- Activity -
Report back every line of the entries that contains "PRESERVE", exactly as written.

[Stored entries]
================================
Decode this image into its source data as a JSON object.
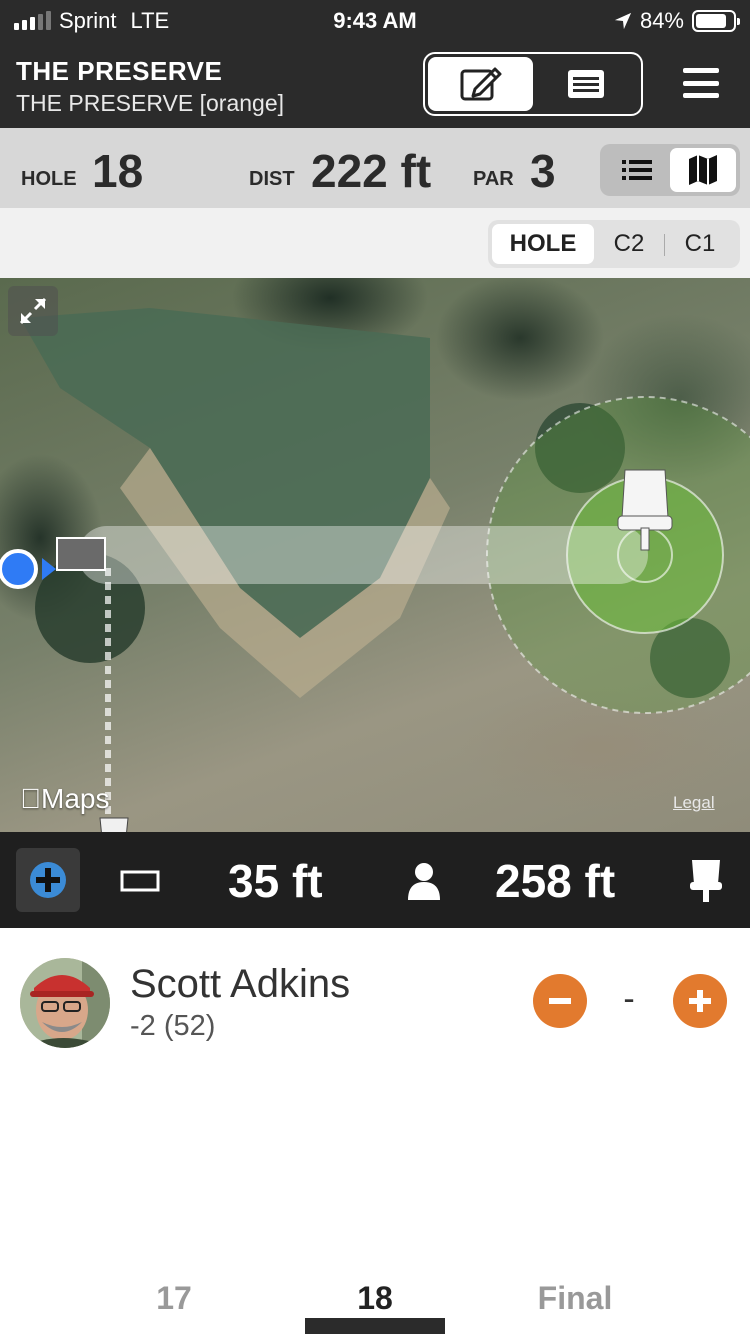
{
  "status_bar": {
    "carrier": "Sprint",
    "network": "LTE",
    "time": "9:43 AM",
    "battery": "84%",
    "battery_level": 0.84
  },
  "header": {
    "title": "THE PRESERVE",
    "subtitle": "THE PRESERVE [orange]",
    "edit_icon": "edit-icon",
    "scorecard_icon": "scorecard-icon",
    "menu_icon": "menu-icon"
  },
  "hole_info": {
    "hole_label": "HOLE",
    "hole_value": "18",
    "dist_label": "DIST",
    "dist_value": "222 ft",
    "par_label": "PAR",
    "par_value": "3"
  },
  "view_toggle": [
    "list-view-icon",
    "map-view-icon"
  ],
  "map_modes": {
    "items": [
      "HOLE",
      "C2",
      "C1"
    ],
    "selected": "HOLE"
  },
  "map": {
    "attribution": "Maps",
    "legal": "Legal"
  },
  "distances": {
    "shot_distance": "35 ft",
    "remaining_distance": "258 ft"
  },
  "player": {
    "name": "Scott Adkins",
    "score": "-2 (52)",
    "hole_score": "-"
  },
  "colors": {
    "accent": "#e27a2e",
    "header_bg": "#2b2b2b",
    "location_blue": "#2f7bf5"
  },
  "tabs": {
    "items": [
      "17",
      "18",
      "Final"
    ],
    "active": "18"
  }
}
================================
- Written solution -
    "title": "THE PRESERVE",
    "subtitle": "THE PRESERVE [orange]",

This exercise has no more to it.